My interpretation is that I am looking down onto many circular buildings, the faint grey lines and intersections signifying the many pathways and possible directions people can travel, with the larger circular shapes housing their own networks and pathways within. It could also represent a person’s brain, with its innumerable neural pathways and connections, the colours representing the different areas of the brain working for different purposes. Manolo is a creative coder who also makes video games, which is possibly why when I look at this piece I see a landscape full of areas to traverse and explore.

While I enjoy most of Manolo’s pieces, there are one or two that do not work so well for me. For example:


This piece is far more minimal than his other work and in its own right fine, but when viewed in his gallery sitting next to his other pieces it almost looks like a mistake. While I appreciate the simplicity of many geometric shapes and their different meanings this piece does not speak to me or tell me a story. Within the context of his other pieces I feel this one does not fit. Many of Manolo’s other creations feel like well-rounded stories or places for great exploration. Unfortunately he rarely adds a commentary along with his art so I am not sure what this represents to him or where the idea came from.
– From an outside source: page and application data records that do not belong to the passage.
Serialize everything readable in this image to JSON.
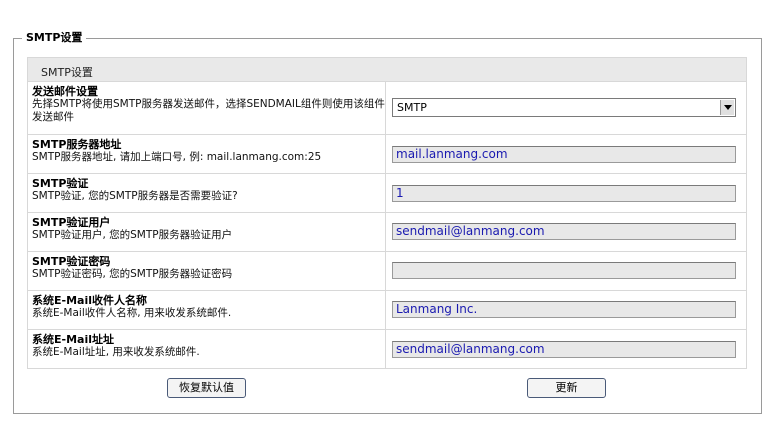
{
  "group": {
    "legend": "SMTP设置"
  },
  "panel": {
    "header": "SMTP设置"
  },
  "rows": [
    {
      "title": "发送邮件设置",
      "desc": "先择SMTP将使用SMTP服务器发送邮件，选择SENDMAIL组件则使用该组件发送邮件",
      "value": "SMTP"
    },
    {
      "title": "SMTP服务器地址",
      "desc": "SMTP服务器地址, 请加上端口号, 例: mail.lanmang.com:25",
      "value": "mail.lanmang.com"
    },
    {
      "title": "SMTP验证",
      "desc": "SMTP验证, 您的SMTP服务器是否需要验证?",
      "value": "1"
    },
    {
      "title": "SMTP验证用户",
      "desc": "SMTP验证用户, 您的SMTP服务器验证用户",
      "value": "sendmail@lanmang.com"
    },
    {
      "title": "SMTP验证密码",
      "desc": "SMTP验证密码, 您的SMTP服务器验证密码",
      "value": ""
    },
    {
      "title": "系统E-Mail收件人名称",
      "desc": "系统E-Mail收件人名称, 用来收发系统邮件.",
      "value": "Lanmang Inc."
    },
    {
      "title": "系统E-Mail址址",
      "desc": "系统E-Mail址址, 用来收发系统邮件.",
      "value": "sendmail@lanmang.com"
    }
  ],
  "buttons": {
    "reset": "恢复默认值",
    "update": "更新"
  }
}
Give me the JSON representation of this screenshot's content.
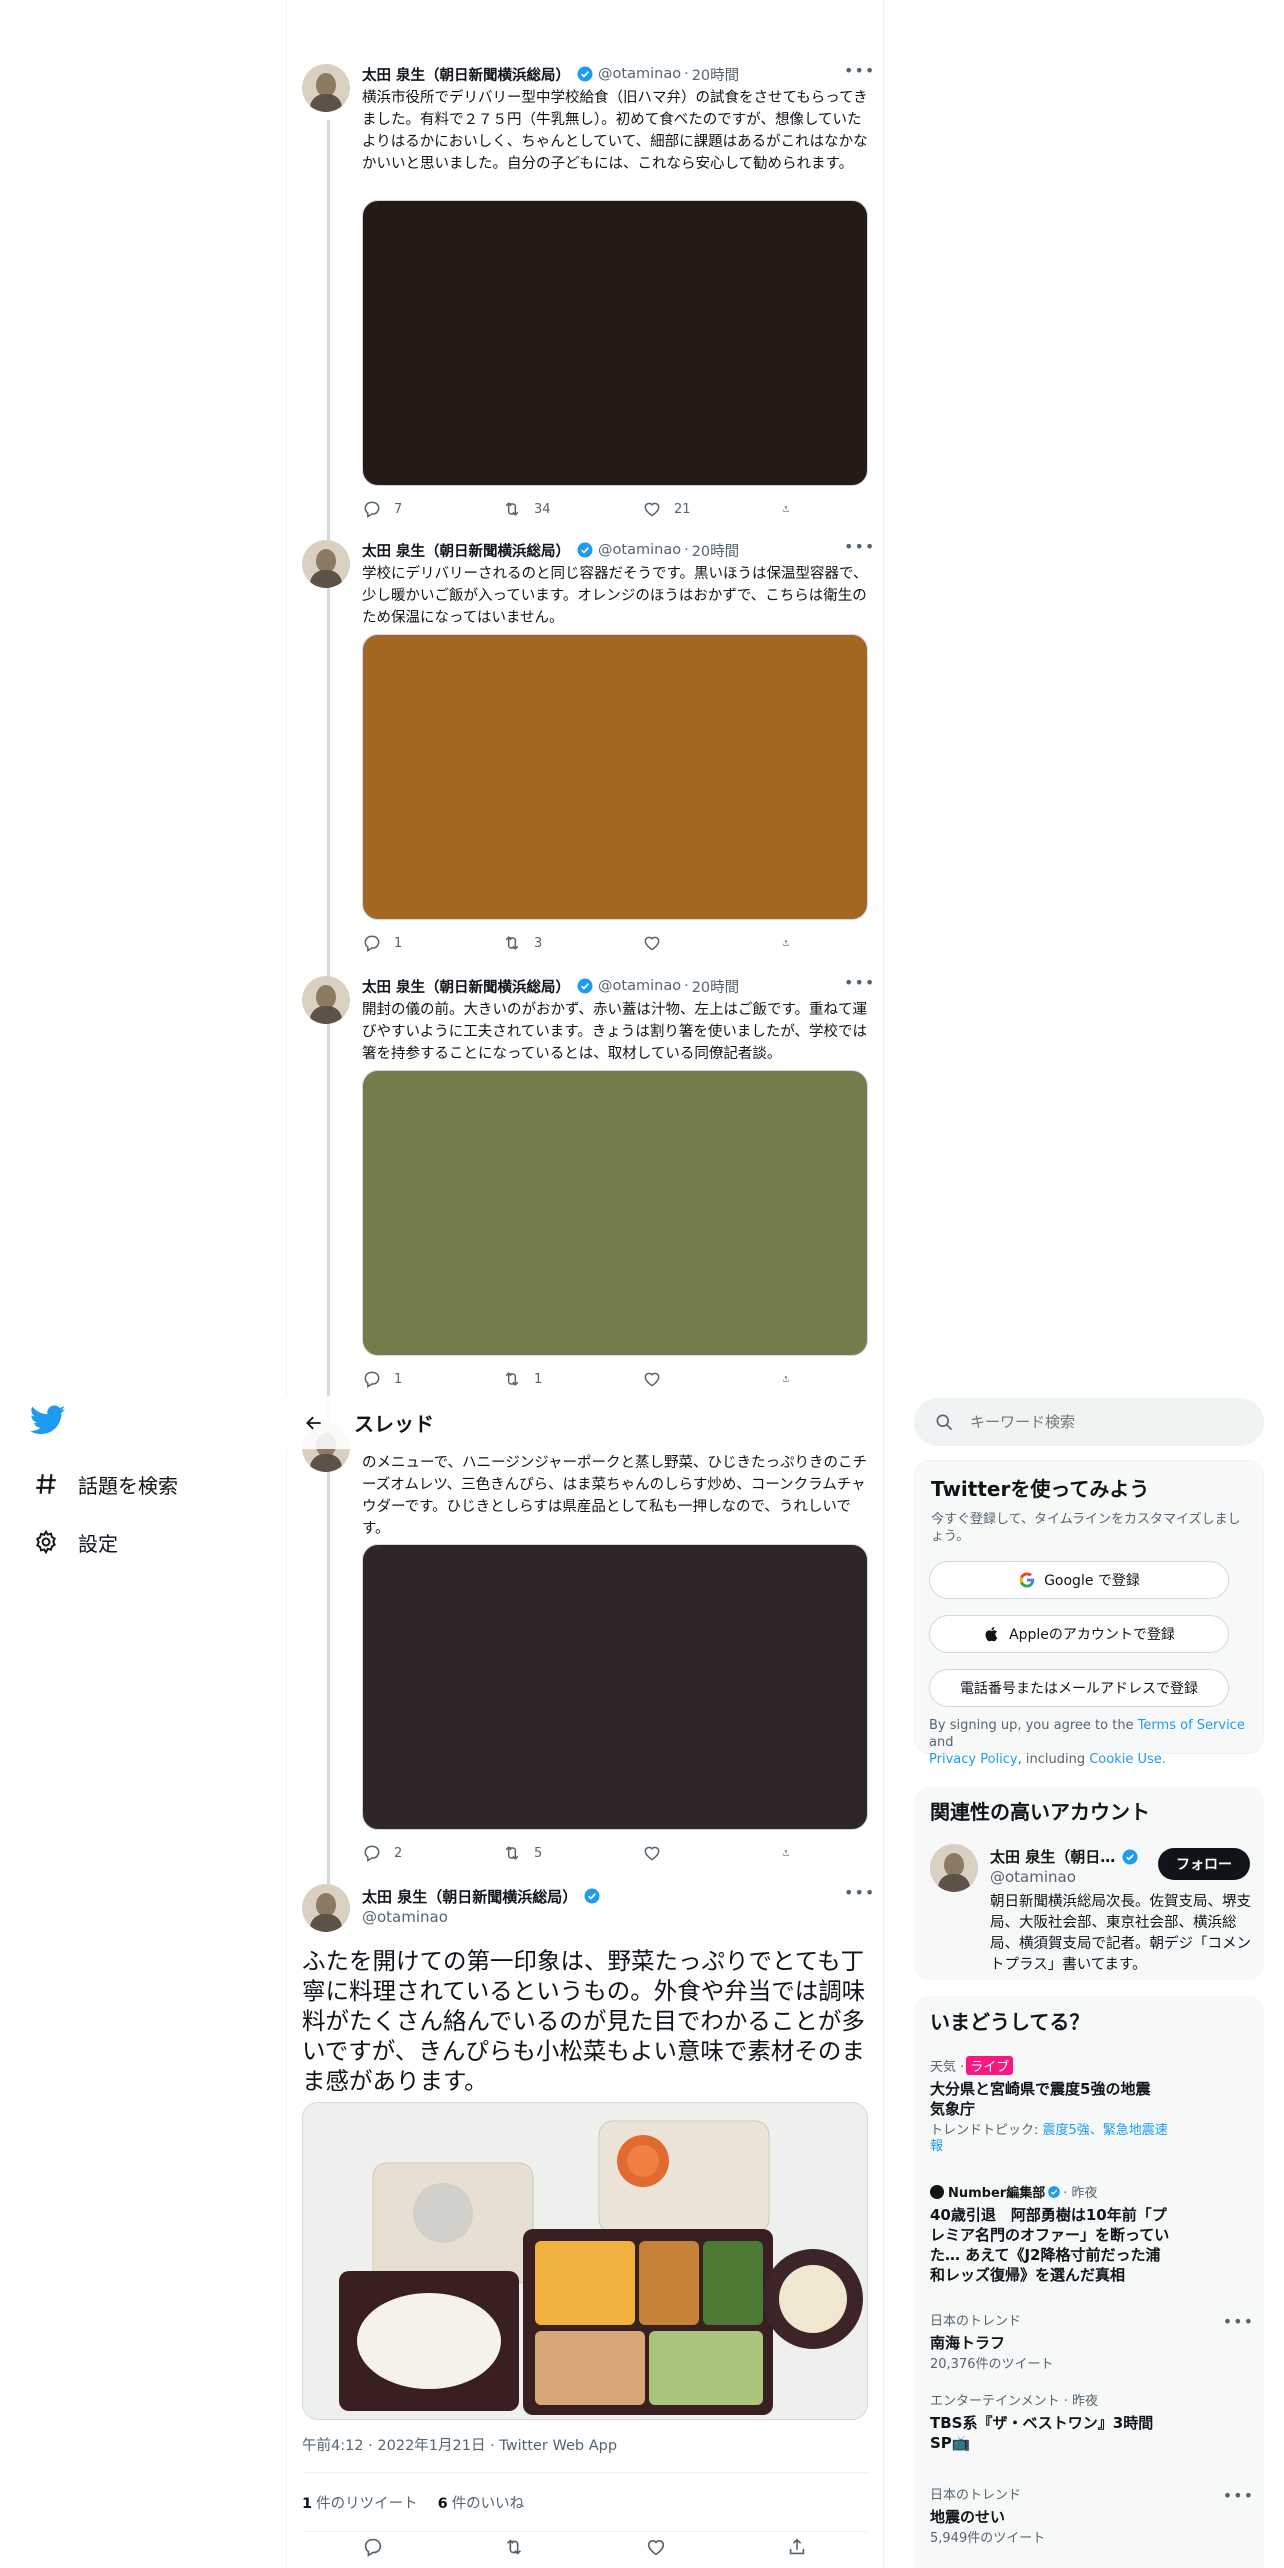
{
  "nav": {
    "explore": "話題を検索",
    "settings": "設定"
  },
  "header": {
    "title": "スレッド"
  },
  "author": {
    "name": "太田 泉生（朝日新聞横浜総局）",
    "handle": "@otaminao",
    "time": "20時間"
  },
  "thread": [
    {
      "text": "横浜市役所でデリバリー型中学校給食（旧ハマ弁）の試食をさせてもらってきました。有料で２７５円（牛乳無し）。初めて食べたのですが、想像していたよりはるかにおいしく、ちゃんとしていて、細部に課題はあるがこれはなかなかいいと思いました。自分の子どもには、これなら安心して勧められます。",
      "media_color": "#261a17",
      "replies": "7",
      "retweets": "34",
      "likes": "21"
    },
    {
      "text": "学校にデリバリーされるのと同じ容器だそうです。黒いほうは保温型容器で、少し暖かいご飯が入っています。オレンジのほうはおかずで、こちらは衛生のため保温になってはいません。",
      "media_color": "#a46723",
      "replies": "1",
      "retweets": "3",
      "likes": ""
    },
    {
      "text": "開封の儀の前。大きいのがおかず、赤い蓋は汁物、左上はご飯です。重ねて運びやすいように工夫されています。きょうは割り箸を使いましたが、学校では箸を持参することになっているとは、取材している同僚記者談。",
      "media_color": "#757c4c",
      "replies": "1",
      "retweets": "1",
      "likes": ""
    },
    {
      "text": "のメニューで、ハニージンジャーポークと蒸し野菜、ひじきたっぷりきのこチーズオムレツ、三色きんぴら、はま菜ちゃんのしらす炒め、コーンクラムチャウダーです。ひじきとしらすは県産品として私も一押しなので、うれしいです。",
      "media_color": "#302629",
      "replies": "2",
      "retweets": "5",
      "likes": ""
    }
  ],
  "main_tweet": {
    "text": "ふたを開けての第一印象は、野菜たっぷりでとても丁寧に料理されているというもの。外食や弁当では調味料がたくさん絡んでいるのが見た目でわかることが多いですが、きんぴらも小松菜もよい意味で素材そのまま感があります。",
    "meta": "午前4:12 · 2022年1月21日 · Twitter Web App",
    "retweet_count": "1",
    "retweet_label": "件のリツイート",
    "like_count": "6",
    "like_label": "件のいいね"
  },
  "search": {
    "placeholder": "キーワード検索"
  },
  "signup": {
    "title": "Twitterを使ってみよう",
    "subtitle": "今すぐ登録して、タイムラインをカスタマイズしましょう。",
    "google": "Google で登録",
    "apple": "Appleのアカウントで登録",
    "phone": "電話番号またはメールアドレスで登録",
    "legal_prefix": "By signing up, you agree to the",
    "terms": "Terms of Service",
    "and": "and",
    "privacy": "Privacy Policy",
    "including": ", including",
    "cookie": "Cookie Use."
  },
  "related": {
    "title": "関連性の高いアカウント",
    "name": "太田 泉生（朝日…",
    "handle": "@otaminao",
    "follow": "フォロー",
    "bio": "朝日新聞横浜総局次長。佐賀支局、堺支局、大阪社会部、東京社会部、横浜総局、横須賀支局で記者。朝デジ「コメントプラス」書いてます。"
  },
  "trends": {
    "title": "いまどうしてる？",
    "items": [
      {
        "meta": "天気 · ",
        "live": "ライブ",
        "title": "大分県と宮崎県で震度5強の地震 気象庁",
        "sub_prefix": "トレンドトピック: ",
        "sub_link": "震度5強、緊急地震速報"
      },
      {
        "source": "Number編集部",
        "meta": " · 昨夜",
        "title": "40歳引退　阿部勇樹は10年前「プレミア名門のオファー」を断っていた… あえて《J2降格寸前だった浦和レッズ復帰》を選んだ真相"
      },
      {
        "meta": "日本のトレンド",
        "title": "南海トラフ",
        "sub": "20,376件のツイート"
      },
      {
        "meta": "エンターテインメント · 昨夜",
        "title": "TBS系『ザ・ベストワン』3時間SP📺"
      },
      {
        "meta": "日本のトレンド",
        "title": "地震のせい",
        "sub": "5,949件のツイート"
      }
    ]
  },
  "colors": {
    "accent": "#1d9bf0",
    "text": "#0f1419",
    "muted": "#536471",
    "live": "#f91880"
  }
}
Schapiro, Meyer (1937): Nature of Abstract Art. Published in Marxist Art Quarterly, from the American Marxist Association.

Visit Manolo’s website | Manolo on Behance